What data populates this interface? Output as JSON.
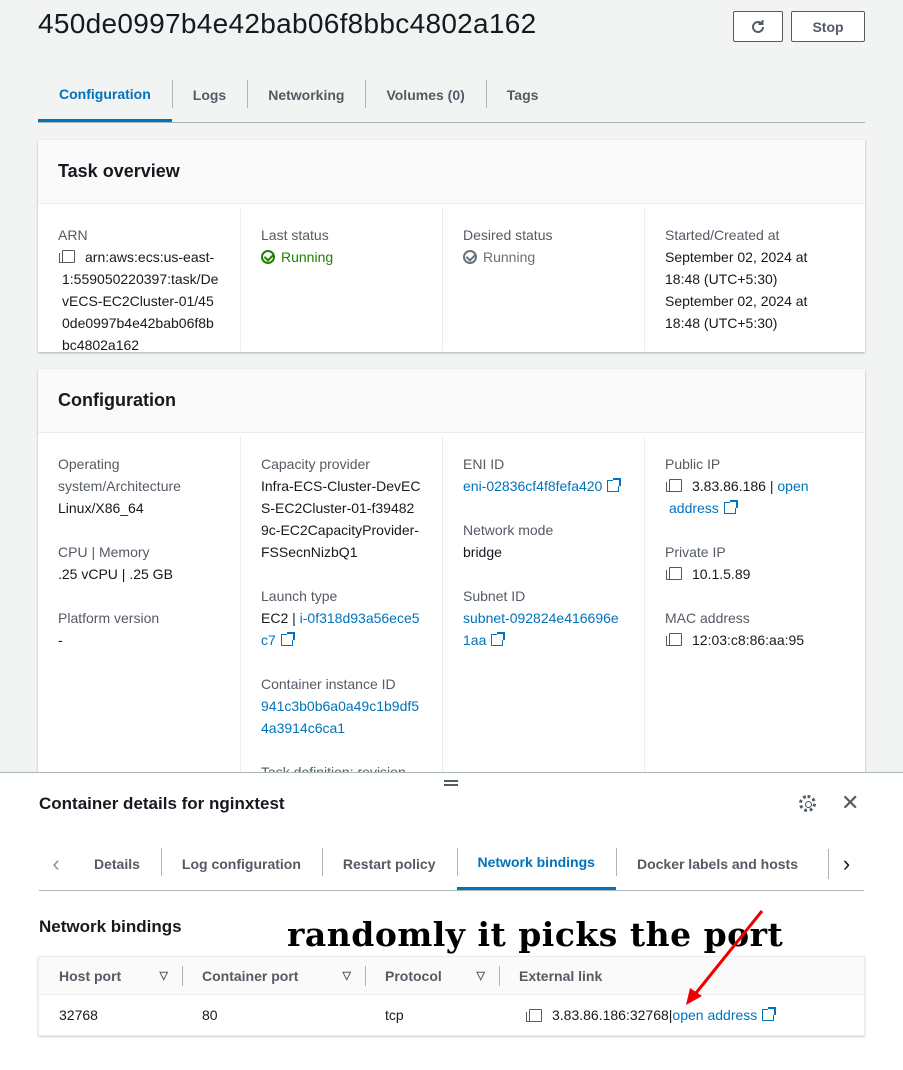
{
  "header": {
    "task_id": "450de0997b4e42bab06f8bbc4802a162",
    "stop_label": "Stop"
  },
  "tabs": [
    "Configuration",
    "Logs",
    "Networking",
    "Volumes (0)",
    "Tags"
  ],
  "task_overview": {
    "title": "Task overview",
    "arn_label": "ARN",
    "arn_value": "arn:aws:ecs:us-east-1:559050220397:task/DevECS-EC2Cluster-01/450de0997b4e42bab06f8bbc4802a162",
    "last_status_label": "Last status",
    "last_status_value": "Running",
    "desired_status_label": "Desired status",
    "desired_status_value": "Running",
    "started_label": "Started/Created at",
    "started_value": "September 02, 2024 at 18:48 (UTC+5:30)",
    "created_value": "September 02, 2024 at 18:48 (UTC+5:30)"
  },
  "configuration": {
    "title": "Configuration",
    "os_label": "Operating system/Architecture",
    "os_value": "Linux/X86_64",
    "cpu_label": "CPU | Memory",
    "cpu_value": ".25 vCPU | .25 GB",
    "platform_label": "Platform version",
    "platform_value": "-",
    "capacity_label": "Capacity provider",
    "capacity_value": "Infra-ECS-Cluster-DevECS-EC2Cluster-01-f394829c-EC2CapacityProvider-FSSecnNizbQ1",
    "launch_label": "Launch type",
    "launch_prefix": "EC2 | ",
    "launch_link": "i-0f318d93a56ece5c7",
    "container_instance_label": "Container instance ID",
    "container_instance_value": "941c3b0b6a0a49c1b9df54a3914c6ca1",
    "task_def_label": "Task definition: revision",
    "eni_label": "ENI ID",
    "eni_value": "eni-02836cf4f8fefa420",
    "network_mode_label": "Network mode",
    "network_mode_value": "bridge",
    "subnet_label": "Subnet ID",
    "subnet_value": "subnet-092824e416696e1aa",
    "public_ip_label": "Public IP",
    "public_ip_value": "3.83.86.186",
    "public_ip_sep": " | ",
    "open_address": "open address",
    "private_ip_label": "Private IP",
    "private_ip_value": "10.1.5.89",
    "mac_label": "MAC address",
    "mac_value": "12:03:c8:86:aa:95"
  },
  "container_details": {
    "title": "Container details for nginxtest",
    "tabs": [
      "Details",
      "Log configuration",
      "Restart policy",
      "Network bindings",
      "Docker labels and hosts"
    ],
    "section_title": "Network bindings",
    "annotation": "randomly it picks the port number",
    "columns": [
      "Host port",
      "Container port",
      "Protocol",
      "External link"
    ],
    "rows": [
      {
        "host_port": "32768",
        "container_port": "80",
        "protocol": "tcp",
        "external": "3.83.86.186:32768",
        "sep": " | ",
        "link": "open address"
      }
    ]
  }
}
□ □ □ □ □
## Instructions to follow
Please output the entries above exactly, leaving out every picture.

## Answer box
What data populates this interface? Output as JSON.
{
  "header": {
    "task_id": "450de0997b4e42bab06f8bbc4802a162",
    "stop_label": "Stop"
  },
  "tabs": [
    "Configuration",
    "Logs",
    "Networking",
    "Volumes (0)",
    "Tags"
  ],
  "task_overview": {
    "title": "Task overview",
    "arn_label": "ARN",
    "arn_value": "arn:aws:ecs:us-east-1:559050220397:task/DevECS-EC2Cluster-01/450de0997b4e42bab06f8bbc4802a162",
    "last_status_label": "Last status",
    "last_status_value": "Running",
    "desired_status_label": "Desired status",
    "desired_status_value": "Running",
    "started_label": "Started/Created at",
    "started_value": "September 02, 2024 at 18:48 (UTC+5:30)",
    "created_value": "September 02, 2024 at 18:48 (UTC+5:30)"
  },
  "configuration": {
    "title": "Configuration",
    "os_label": "Operating system/Architecture",
    "os_value": "Linux/X86_64",
    "cpu_label": "CPU | Memory",
    "cpu_value": ".25 vCPU | .25 GB",
    "platform_label": "Platform version",
    "platform_value": "-",
    "capacity_label": "Capacity provider",
    "capacity_value": "Infra-ECS-Cluster-DevECS-EC2Cluster-01-f394829c-EC2CapacityProvider-FSSecnNizbQ1",
    "launch_label": "Launch type",
    "launch_prefix": "EC2 | ",
    "launch_link": "i-0f318d93a56ece5c7",
    "container_instance_label": "Container instance ID",
    "container_instance_value": "941c3b0b6a0a49c1b9df54a3914c6ca1",
    "task_def_label": "Task definition: revision",
    "eni_label": "ENI ID",
    "eni_value": "eni-02836cf4f8fefa420",
    "network_mode_label": "Network mode",
    "network_mode_value": "bridge",
    "subnet_label": "Subnet ID",
    "subnet_value": "subnet-092824e416696e1aa",
    "public_ip_label": "Public IP",
    "public_ip_value": "3.83.86.186",
    "public_ip_sep": " | ",
    "open_address": "open address",
    "private_ip_label": "Private IP",
    "private_ip_value": "10.1.5.89",
    "mac_label": "MAC address",
    "mac_value": "12:03:c8:86:aa:95"
  },
  "container_details": {
    "title": "Container details for nginxtest",
    "tabs": [
      "Details",
      "Log configuration",
      "Restart policy",
      "Network bindings",
      "Docker labels and hosts"
    ],
    "section_title": "Network bindings",
    "annotation": "randomly it picks the port number",
    "columns": [
      "Host port",
      "Container port",
      "Protocol",
      "External link"
    ],
    "rows": [
      {
        "host_port": "32768",
        "container_port": "80",
        "protocol": "tcp",
        "external": "3.83.86.186:32768",
        "sep": " | ",
        "link": "open address"
      }
    ]
  }
}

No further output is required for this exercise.